- Exchange the food - Did you pack some granola bars and cracker packets? How about some nuts or peanut butter items? Many of these items contain oil of one kind or another that oxidizes or goes “rancid” if kept for over six months. Take out your snacks and eat them – or at least taste them to determine if they are still fit to eat. As you eat them, add these items to a list as a reminder to replace them on your next shopping trip. It’s a real disappointment to open one of these packs and find them yucky. Can you imagine how bad you would feel if you were in an emergency situation and that is all you had to eat? Do you have an 72-hour kit for your children? Are they still eating those “chicken sticks”? Have their favorite snacks changed? Staying up to date on their favorites will make a disruptive situation a little more comfortable.
- Check clothing sizes - This is a good idea for adults as well as children. Kids are always growing and changing sizes, so make adjustments by including some currently fitting and well used clothes for them. Since disasters can happen any time of the year, a bag of extra jackets for snow or lighter weight clothes for warmer weather is a good idea. Adults, include some extra socks, “sweats” or jeans and long sleeve shirts that can be rolled up if necessary,. Rain ponchos are a must, how does yours look?
- Rotate Batteries & Medicines - Do you have battery operated items like two way radios or flash lights in your kit? Batteries leak when stored for a long time and can ruin the item they’re in. Remember to store batteries separately. Prescriptions have expirations. Rotate these, too.
Keep Your 72 Hour Kit Updated
Additional Articles in the April 2014 Issue:
- A discussion of the importance of “duck and cover” in surviving a nuclear attack
- What are your plans to provide protein in your diet in an emergency situation? Here are some items to add to your supplies …
- Are members of your family hearing impaired that might not hear a smoke alarm?
- Our featured contributor this month is Tess Pennington of ReadyNutrition.com. She shares an article about Bio Mass Briquettes. Now you’ll have an environmentally friendly use for those shredded documents.
- Sun Ovens are a perfect partner for bio mass briquettes, here’s how …
- Some of our friends have complained that their yards were so shady that they doubted they could grow anything in a garden. In answer to their questions, here are some plants that can be grown in shade. Don’t give up on your yard either. Read more …
- Speaking of gardening, do you use Epsom salts? Here’s why.

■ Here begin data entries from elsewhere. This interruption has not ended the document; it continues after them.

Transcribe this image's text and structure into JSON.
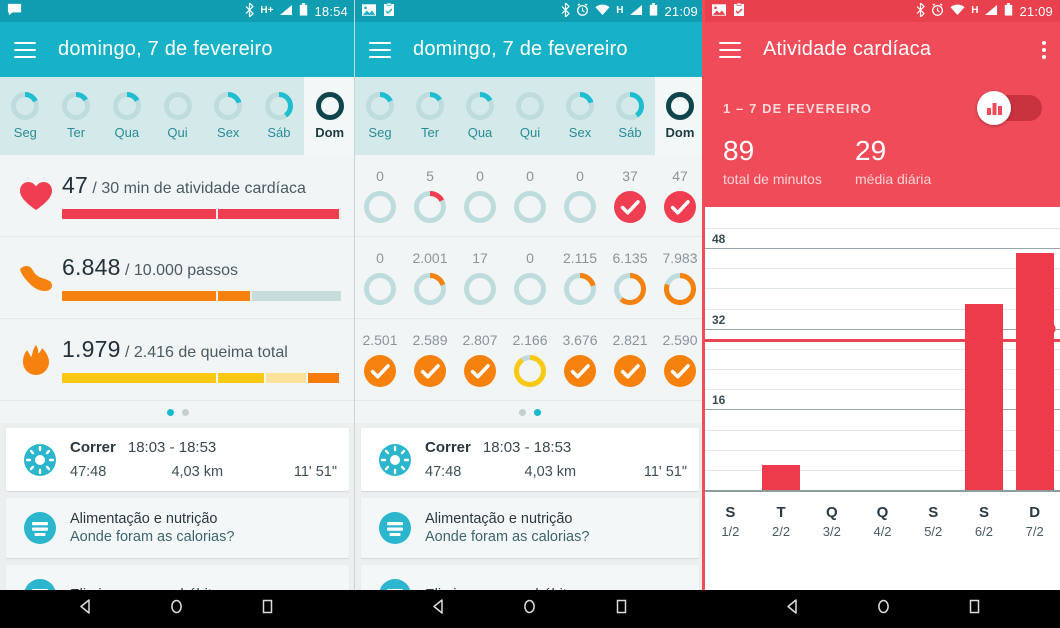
{
  "panel1": {
    "statusbar": {
      "time": "18:54",
      "icons_left": [
        "message-icon"
      ],
      "icons_right": [
        "bluetooth-icon",
        "hplus-icon",
        "signal-icon",
        "battery-icon"
      ],
      "network": "H+"
    },
    "appbar": {
      "title": "domingo, 7 de fevereiro",
      "menu": "hamburger-icon"
    },
    "week": {
      "days": [
        {
          "label": "Seg",
          "progress": 18,
          "selected": false
        },
        {
          "label": "Ter",
          "progress": 16,
          "selected": false
        },
        {
          "label": "Qua",
          "progress": 17,
          "selected": false
        },
        {
          "label": "Qui",
          "progress": 0,
          "selected": false
        },
        {
          "label": "Sex",
          "progress": 20,
          "selected": false
        },
        {
          "label": "Sáb",
          "progress": 40,
          "selected": false
        },
        {
          "label": "Dom",
          "progress": 100,
          "selected": true
        }
      ]
    },
    "metrics": [
      {
        "icon": "heart-icon",
        "value": "47",
        "rest": "/ 30 min de atividade cardíaca",
        "segments": [
          {
            "pct": 56,
            "color": "#ef3d51"
          },
          {
            "pct": 44,
            "color": "#ef3d51"
          }
        ],
        "track": "#c8dcdc"
      },
      {
        "icon": "shoe-icon",
        "value": "6.848",
        "rest": "/ 10.000 passos",
        "segments": [
          {
            "pct": 56,
            "color": "#f6820d"
          },
          {
            "pct": 12,
            "color": "#f6820d"
          }
        ],
        "track": "#c8dcdc"
      },
      {
        "icon": "flame-icon",
        "value": "1.979",
        "rest": "/ 2.416 de queima total",
        "segments": [
          {
            "pct": 56,
            "color": "#fbc913"
          },
          {
            "pct": 17,
            "color": "#fbc913"
          },
          {
            "pct": 15,
            "color": "#fde29b"
          },
          {
            "pct": 12,
            "color": "#f77c0c"
          }
        ],
        "track": "#f2f5f5"
      }
    ],
    "pager": {
      "dots": 2,
      "active": 0
    },
    "cards": [
      {
        "type": "activity",
        "icon": "run-icon",
        "name": "Correr",
        "time": "18:03 - 18:53",
        "duration": "47:48",
        "distance": "4,03 km",
        "pace": "11' 51\""
      },
      {
        "type": "info",
        "icon": "list-icon",
        "title": "Alimentação e nutrição",
        "subtitle": "Aonde foram as calorias?"
      },
      {
        "type": "info",
        "icon": "list-icon",
        "title": "Elimine os maus hábitos",
        "subtitle": ""
      }
    ]
  },
  "panel2": {
    "statusbar": {
      "time": "21:09",
      "icons_left": [
        "image-icon",
        "clipboard-icon"
      ],
      "icons_right": [
        "bluetooth-icon",
        "alarm-icon",
        "wifi-icon",
        "hplus-icon",
        "signal-icon",
        "battery-icon"
      ],
      "network": "H"
    },
    "appbar": {
      "title": "domingo, 7 de fevereiro",
      "menu": "hamburger-icon"
    },
    "week": {
      "days": [
        {
          "label": "Seg",
          "progress": 18,
          "selected": false
        },
        {
          "label": "Ter",
          "progress": 16,
          "selected": false
        },
        {
          "label": "Qua",
          "progress": 17,
          "selected": false
        },
        {
          "label": "Qui",
          "progress": 0,
          "selected": false
        },
        {
          "label": "Sex",
          "progress": 20,
          "selected": false
        },
        {
          "label": "Sáb",
          "progress": 40,
          "selected": false
        },
        {
          "label": "Dom",
          "progress": 100,
          "selected": true
        }
      ]
    },
    "rows": [
      {
        "name": "heart-row",
        "color": "#ef3d51",
        "cells": [
          {
            "value": "0",
            "progress": 0,
            "complete": false
          },
          {
            "value": "5",
            "progress": 17,
            "complete": false
          },
          {
            "value": "0",
            "progress": 0,
            "complete": false
          },
          {
            "value": "0",
            "progress": 0,
            "complete": false
          },
          {
            "value": "0",
            "progress": 0,
            "complete": false
          },
          {
            "value": "37",
            "progress": 100,
            "complete": true
          },
          {
            "value": "47",
            "progress": 100,
            "complete": true
          }
        ]
      },
      {
        "name": "steps-row",
        "color": "#f6820d",
        "cells": [
          {
            "value": "0",
            "progress": 0,
            "complete": false
          },
          {
            "value": "2.001",
            "progress": 20,
            "complete": false
          },
          {
            "value": "17",
            "progress": 0,
            "complete": false
          },
          {
            "value": "0",
            "progress": 0,
            "complete": false
          },
          {
            "value": "2.115",
            "progress": 21,
            "complete": false
          },
          {
            "value": "6.135",
            "progress": 61,
            "complete": false
          },
          {
            "value": "7.983",
            "progress": 80,
            "complete": false
          }
        ]
      },
      {
        "name": "calories-row",
        "color": "#f6820d",
        "cells": [
          {
            "value": "2.501",
            "progress": 100,
            "complete": true
          },
          {
            "value": "2.589",
            "progress": 100,
            "complete": true
          },
          {
            "value": "2.807",
            "progress": 100,
            "complete": true
          },
          {
            "value": "2.166",
            "progress": 90,
            "complete": false,
            "color": "#fbc913"
          },
          {
            "value": "3.676",
            "progress": 100,
            "complete": true
          },
          {
            "value": "2.821",
            "progress": 100,
            "complete": true
          },
          {
            "value": "2.590",
            "progress": 100,
            "complete": true
          }
        ]
      }
    ],
    "pager": {
      "dots": 2,
      "active": 1
    },
    "cards": [
      {
        "type": "activity",
        "icon": "run-icon",
        "name": "Correr",
        "time": "18:03 - 18:53",
        "duration": "47:48",
        "distance": "4,03 km",
        "pace": "11' 51\""
      },
      {
        "type": "info",
        "icon": "list-icon",
        "title": "Alimentação e nutrição",
        "subtitle": "Aonde foram as calorias?"
      },
      {
        "type": "info",
        "icon": "list-icon",
        "title": "Elimine os maus hábitos",
        "subtitle": ""
      }
    ]
  },
  "panel3": {
    "statusbar": {
      "time": "21:09",
      "icons_left": [
        "image-icon",
        "clipboard-icon"
      ],
      "icons_right": [
        "bluetooth-icon",
        "alarm-icon",
        "wifi-icon",
        "hplus-icon",
        "signal-icon",
        "battery-icon"
      ],
      "network": "H"
    },
    "appbar": {
      "title": "Atividade cardíaca",
      "menu": "hamburger-icon",
      "overflow": "kebab-icon"
    },
    "summary": {
      "range": "1 – 7 DE FEVEREIRO",
      "toggle_icon": "bar-chart-icon",
      "total_value": "89",
      "total_label": "total de minutos",
      "avg_value": "29",
      "avg_label": "média diária"
    },
    "accent": "#ef4b58"
  },
  "chart_data": {
    "type": "bar",
    "title": "Atividade cardíaca",
    "categories": [
      "S",
      "T",
      "Q",
      "Q",
      "S",
      "S",
      "D"
    ],
    "sublabels": [
      "1/2",
      "2/2",
      "3/2",
      "4/2",
      "5/2",
      "6/2",
      "7/2"
    ],
    "values": [
      0,
      5,
      0,
      0,
      0,
      37,
      47
    ],
    "ylim": [
      0,
      52
    ],
    "yticks": [
      16,
      32,
      48
    ],
    "ytick_labels": [
      "16",
      "32",
      "48"
    ],
    "gridline_step": 4,
    "goal": 30,
    "goal_label": "30",
    "goal_color": "#ea4452",
    "bar_color": "#ee3b4c",
    "xlabel": "",
    "ylabel": "",
    "grid": true,
    "legend": "none"
  },
  "navbar": {
    "buttons": [
      "back-icon",
      "home-icon",
      "recents-icon"
    ],
    "count": 3
  }
}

- We can all be prepared to take the initiative to save a life, should we be faced with a life or death situation. Here are three critical first aid procedures that can be accomplished with one dressing.
- Our Solar Chef has included a wonderful recipe for Solar Stuffed Shells. Give it a try, these are yummy.
Billie Nicholson, Editor